Customer:

she got nothing out of it except total attention


 

Dr. Rossi :

Lying in itself woud not meet criteria for any single mental disorder unless there are other symtoms. You've mentioned her beeing hyper at times. The hyperactivity may be related to a mood disorder ex: bipolar as well as other causes -ADHD, substances/medications, etc.

Dr. Rossi :

Attention is a motivation for many people. Perhaps sympathy as well

Dr. Rossi :

If her father/family know for a fact that she is lying, they may choose to either ignore it or, present her with tangible information to the opposite

Customer:

ok thank you for your help adhd is a possible cause as her brother had it when young but has now grown out of it

Dr. Rossi :

If she is lying to her family only and no one else, the behavior is volitional/premeditated rather than her believing her own lies.

Dr. Rossi :

It is always possible for a person to have ADHD even adults are diagnosed w. it

Dr. Rossi :

But, ADHD is not marked by deceptive behaviors - lying

Dr. Rossi :

You would mainly notice difficulties in concentration, attention span/memory and hyper activity

Dr. Rossi :

The condition is treatable w/ CBT cognitive behavioral therapy or medication both stimulant and non stimulant one

Dr. Rossi :

Delusions are not a symptom of ADHD or ADD

Dr. Rossi :

I'm going by what you're sharing and this is an educated guess about what may be behind her bahavior.

Dr. Rossi :

Generally, a clinician would look for symptoms, secondary gain of the client's behavior, history both hers and that of family members.

Dr. Rossi :

Secondary gain is usually found in what is known as Factitious Disorders.

Customer:

i had an idea it was family related as her mum and dad divorced when she was 10 and she is a typical daddy girl

Dr. Rossi :

The behavior could be for attention as well as gaining sympathy or even punishing others by making them feel sorry for her in some way.

Customer:

yes i think thats exactly what it is, thank you for your help really appreciated


 

Dr. Rossi :
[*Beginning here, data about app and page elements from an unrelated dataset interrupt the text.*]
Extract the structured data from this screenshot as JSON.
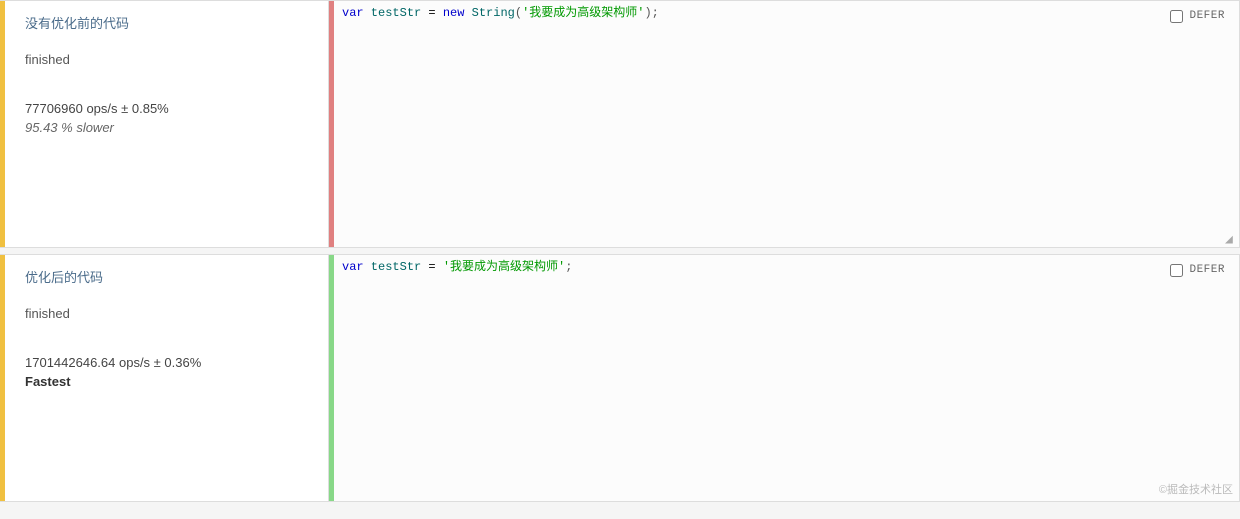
{
  "rows": [
    {
      "title": "没有优化前的代码",
      "status": "finished",
      "ops": "77706960 ops/s ± 0.85%",
      "result": "95.43 % slower",
      "fastest": false,
      "accent": "red",
      "code": {
        "kw1": "var",
        "ident": " testStr ",
        "op1": "=",
        "kw2": " new ",
        "ctor": "String",
        "p_open": "(",
        "str": "'我要成为高级架构师'",
        "p_close": ")",
        "semi": ";"
      },
      "defer_label": "DEFER"
    },
    {
      "title": "优化后的代码",
      "status": "finished",
      "ops": "1701442646.64 ops/s ± 0.36%",
      "result": "Fastest",
      "fastest": true,
      "accent": "green",
      "code": {
        "kw1": "var",
        "ident": " testStr ",
        "op1": "=",
        "sp": " ",
        "str": "'我要成为高级架构师'",
        "semi": ";"
      },
      "defer_label": "DEFER"
    }
  ],
  "watermark": "©掘金技术社区"
}
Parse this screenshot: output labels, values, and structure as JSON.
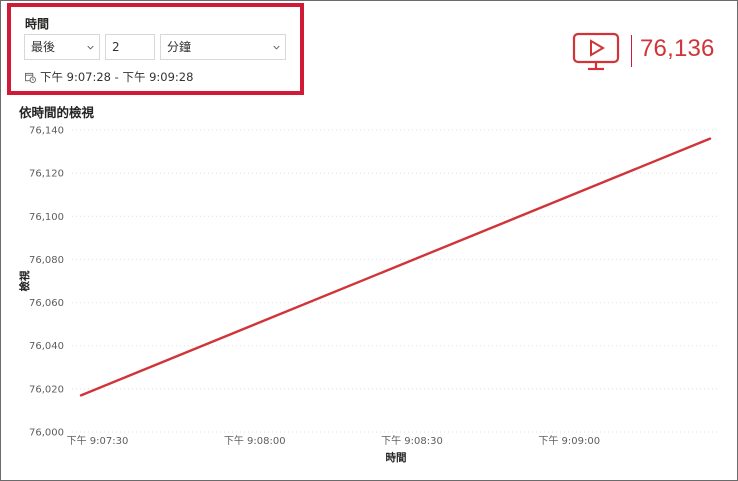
{
  "filter": {
    "title": "時間",
    "relative_mode": "最後",
    "amount": "2",
    "unit": "分鐘",
    "range_text": "下午 9:07:28 - 下午 9:09:28",
    "calendar_icon": "calendar-clock-icon"
  },
  "kpi": {
    "icon": "tv-play-icon",
    "value": "76,136",
    "accent_color": "#d13438"
  },
  "chart": {
    "title": "依時間的檢視"
  },
  "chart_data": {
    "type": "line",
    "title": "依時間的檢視",
    "xlabel": "時間",
    "ylabel": "檢視",
    "x_ticks": [
      "下午 9:07:30",
      "下午 9:08:00",
      "下午 9:08:30",
      "下午 9:09:00"
    ],
    "y_ticks": [
      "76,000",
      "76,020",
      "76,040",
      "76,060",
      "76,080",
      "76,100",
      "76,120",
      "76,140"
    ],
    "ylim": [
      76000,
      76140
    ],
    "xlim_seconds": [
      0,
      120
    ],
    "grid": true,
    "line_color": "#d13438",
    "series": [
      {
        "x": [
          "下午 9:07:28",
          "下午 9:09:28"
        ],
        "values": [
          76017,
          76136
        ]
      }
    ]
  }
}
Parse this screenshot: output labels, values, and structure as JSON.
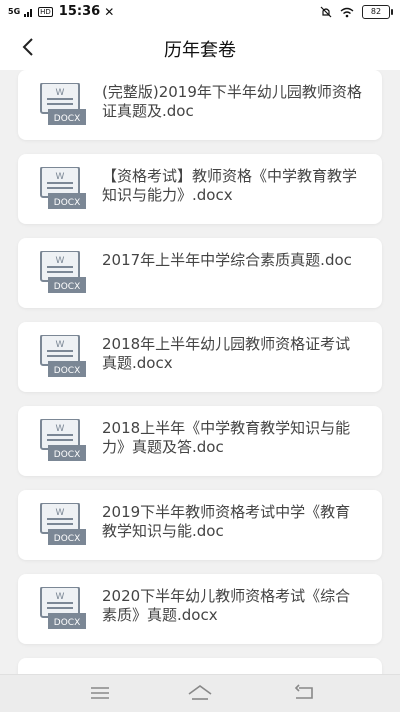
{
  "status_bar": {
    "signal": "5G",
    "network_badge": "HD",
    "time": "15:36",
    "battery": "82"
  },
  "header": {
    "title": "历年套卷",
    "back_icon": "chevron-left-icon"
  },
  "documents": [
    {
      "title": "(完整版)2019年下半年幼儿园教师资格证真题及.doc",
      "icon_label": "DOCX",
      "icon_letter": "W"
    },
    {
      "title": "【资格考试】教师资格《中学教育教学知识与能力》.docx",
      "icon_label": "DOCX",
      "icon_letter": "W"
    },
    {
      "title": "2017年上半年中学综合素质真题.doc",
      "icon_label": "DOCX",
      "icon_letter": "W"
    },
    {
      "title": "2018年上半年幼儿园教师资格证考试真题.docx",
      "icon_label": "DOCX",
      "icon_letter": "W"
    },
    {
      "title": "2018上半年《中学教育教学知识与能力》真题及答.doc",
      "icon_label": "DOCX",
      "icon_letter": "W"
    },
    {
      "title": "2019下半年教师资格考试中学《教育教学知识与能.doc",
      "icon_label": "DOCX",
      "icon_letter": "W"
    },
    {
      "title": "2020下半年幼儿教师资格考试《综合素质》真题.docx",
      "icon_label": "DOCX",
      "icon_letter": "W"
    }
  ],
  "nav": {
    "menu_icon": "menu-icon",
    "home_icon": "home-icon",
    "back_icon": "back-arrow-icon"
  },
  "colors": {
    "background": "#f1f1f1",
    "card": "#ffffff",
    "file_icon": "#7b8795"
  }
}
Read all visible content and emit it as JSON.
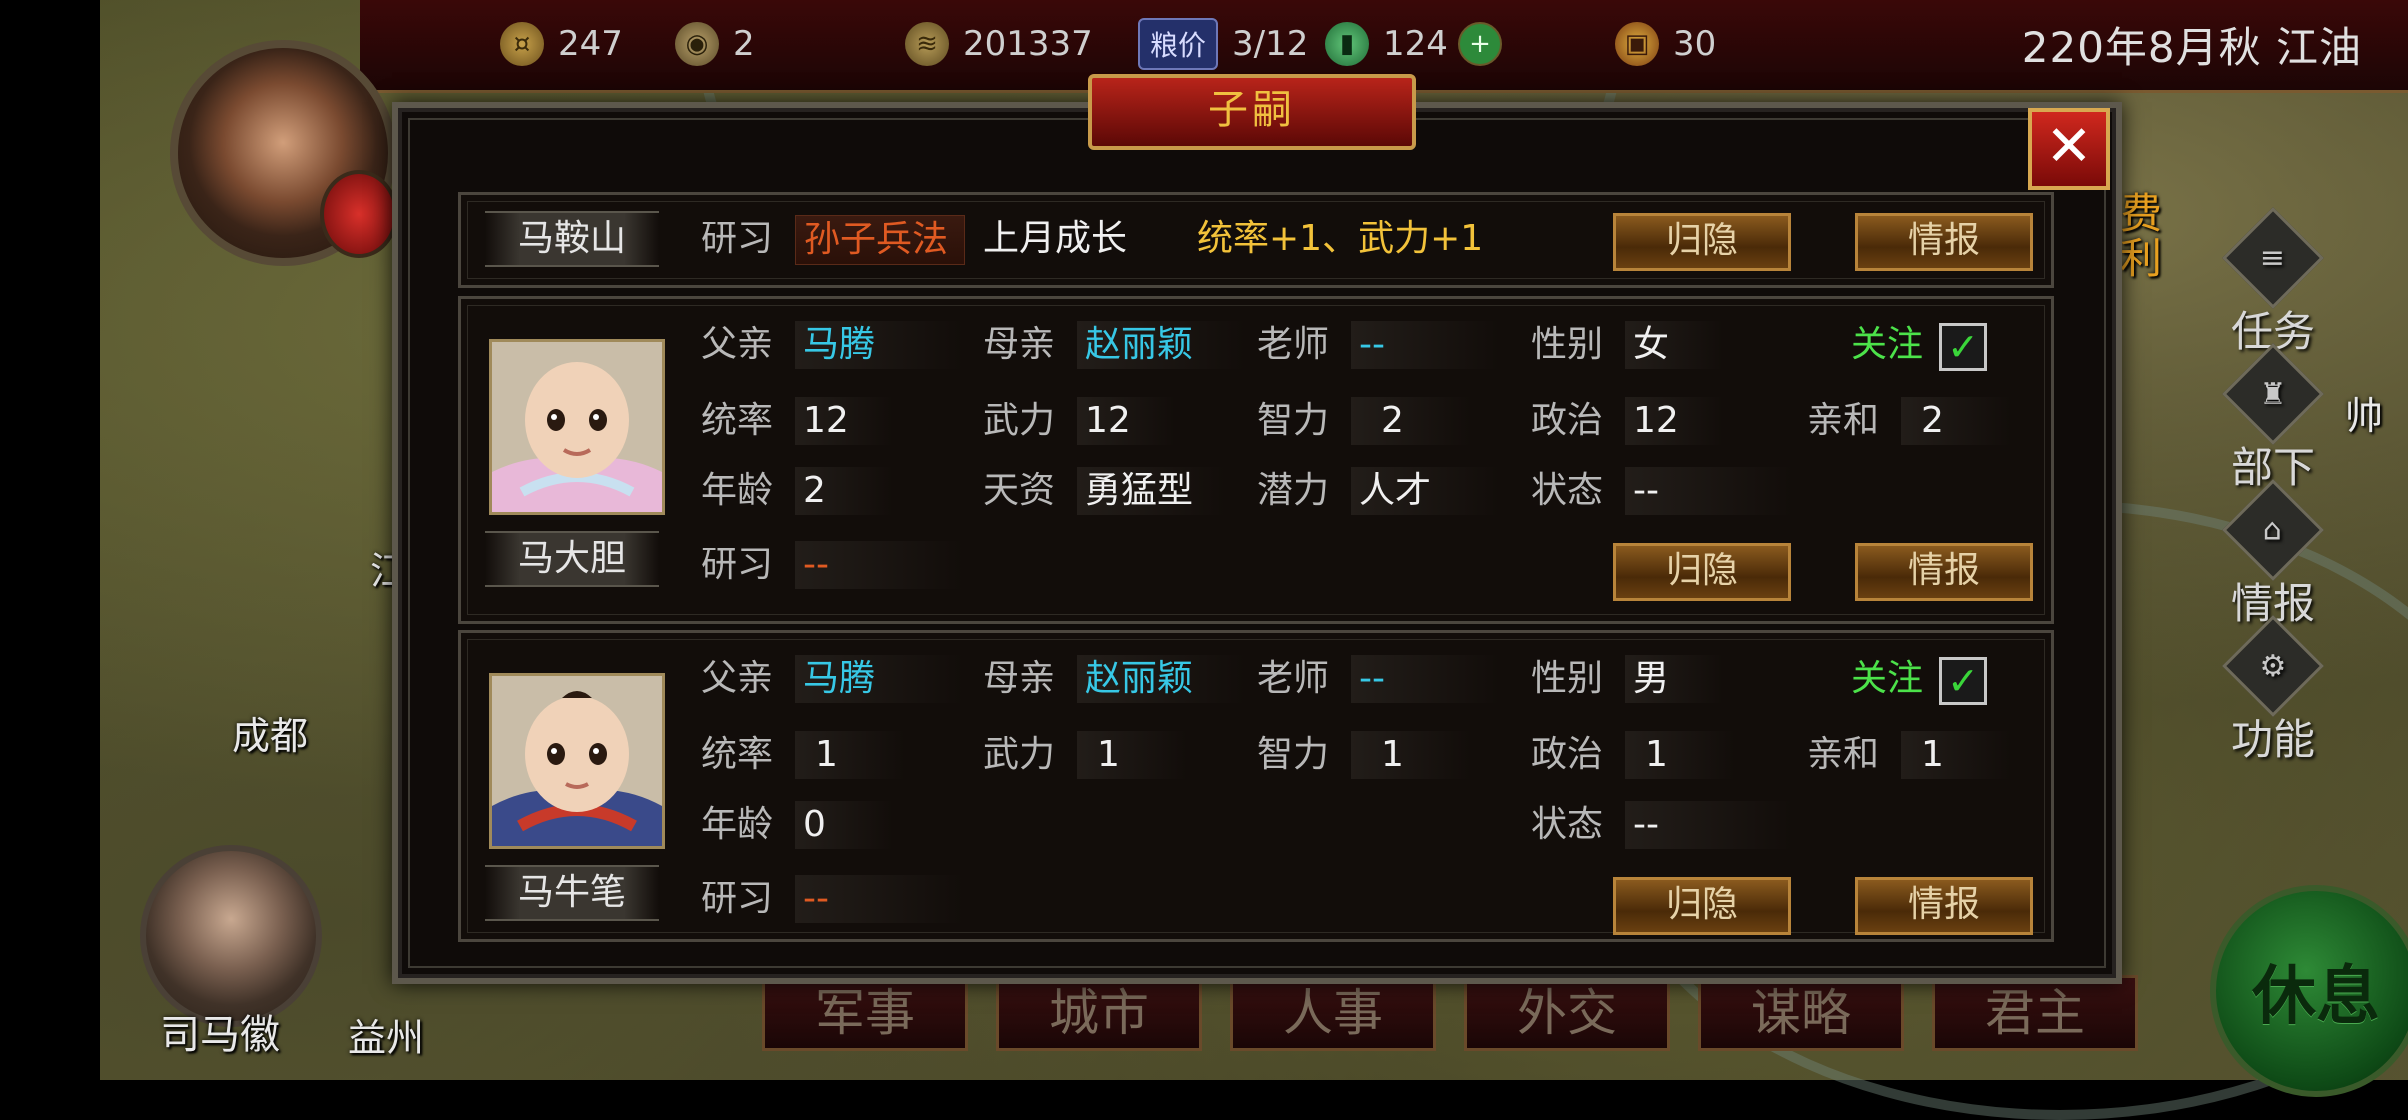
{
  "topbar": {
    "resources": [
      {
        "icon": "gold-icon",
        "value": "247"
      },
      {
        "icon": "coin-pouch-icon",
        "value": "2"
      },
      {
        "icon": "grain-icon",
        "value": "201337"
      },
      {
        "icon": "jade-icon",
        "value": "124"
      },
      {
        "icon": "token-icon",
        "value": "30"
      }
    ],
    "grain_price_label": "粮价",
    "grain_price_value": "3/12",
    "date_location": "220年8月秋 江油"
  },
  "map": {
    "labels": {
      "chengdu": "成都",
      "yizhou": "益州",
      "simahui": "司马徽",
      "fragment_left": "江"
    },
    "side_fragments": {
      "fei": "费",
      "li": "利",
      "shuai": "帅"
    }
  },
  "right_menu": [
    {
      "label": "任务",
      "icon": "scroll-icon"
    },
    {
      "label": "部下",
      "icon": "soldier-icon"
    },
    {
      "label": "情报",
      "icon": "building-icon"
    },
    {
      "label": "功能",
      "icon": "gear-icon"
    }
  ],
  "rest_button": "休息",
  "bottom_tabs": [
    "军事",
    "城市",
    "人事",
    "外交",
    "谋略",
    "君主"
  ],
  "dialog": {
    "title": "子嗣",
    "close_symbol": "✕",
    "children": [
      {
        "name": "马鞍山",
        "study_label": "研习",
        "study_value": "孙子兵法",
        "growth_label": "上月成长",
        "growth_value": "统率+1、武力+1",
        "retire_button": "归隐",
        "info_button": "情报"
      },
      {
        "name": "马大胆",
        "father_label": "父亲",
        "father": "马腾",
        "mother_label": "母亲",
        "mother": "赵丽颖",
        "teacher_label": "老师",
        "teacher": "--",
        "gender_label": "性别",
        "gender": "女",
        "follow_label": "关注",
        "follow_checked": true,
        "command_label": "统率",
        "command": "12",
        "force_label": "武力",
        "force": "12",
        "intellect_label": "智力",
        "intellect": "2",
        "politics_label": "政治",
        "politics": "12",
        "affinity_label": "亲和",
        "affinity": "2",
        "age_label": "年龄",
        "age": "2",
        "talent_label": "天资",
        "talent": "勇猛型",
        "potential_label": "潜力",
        "potential": "人才",
        "status_label": "状态",
        "status": "--",
        "study_label": "研习",
        "study": "--",
        "retire_button": "归隐",
        "info_button": "情报"
      },
      {
        "name": "马牛笔",
        "father_label": "父亲",
        "father": "马腾",
        "mother_label": "母亲",
        "mother": "赵丽颖",
        "teacher_label": "老师",
        "teacher": "--",
        "gender_label": "性别",
        "gender": "男",
        "follow_label": "关注",
        "follow_checked": true,
        "command_label": "统率",
        "command": "1",
        "force_label": "武力",
        "force": "1",
        "intellect_label": "智力",
        "intellect": "1",
        "politics_label": "政治",
        "politics": "1",
        "affinity_label": "亲和",
        "affinity": "1",
        "age_label": "年龄",
        "age": "0",
        "status_label": "状态",
        "status": "--",
        "study_label": "研习",
        "study": "--",
        "retire_button": "归隐",
        "info_button": "情报"
      }
    ]
  },
  "colors": {
    "dialog_bg": "#0f0b09",
    "title_red": "#b8241a",
    "cyan_text": "#37c8e6",
    "orange_text": "#e05a22",
    "yellow_text": "#f2c23a",
    "green_text": "#4ce24a",
    "button_gold": "#8a5a1e"
  }
}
You welcome. Please rate only if fully satisfied as low rating is a negative rating to experts. Thanks

Customer:
Dr. Rossi and other Mental Health Specialists are ready to help you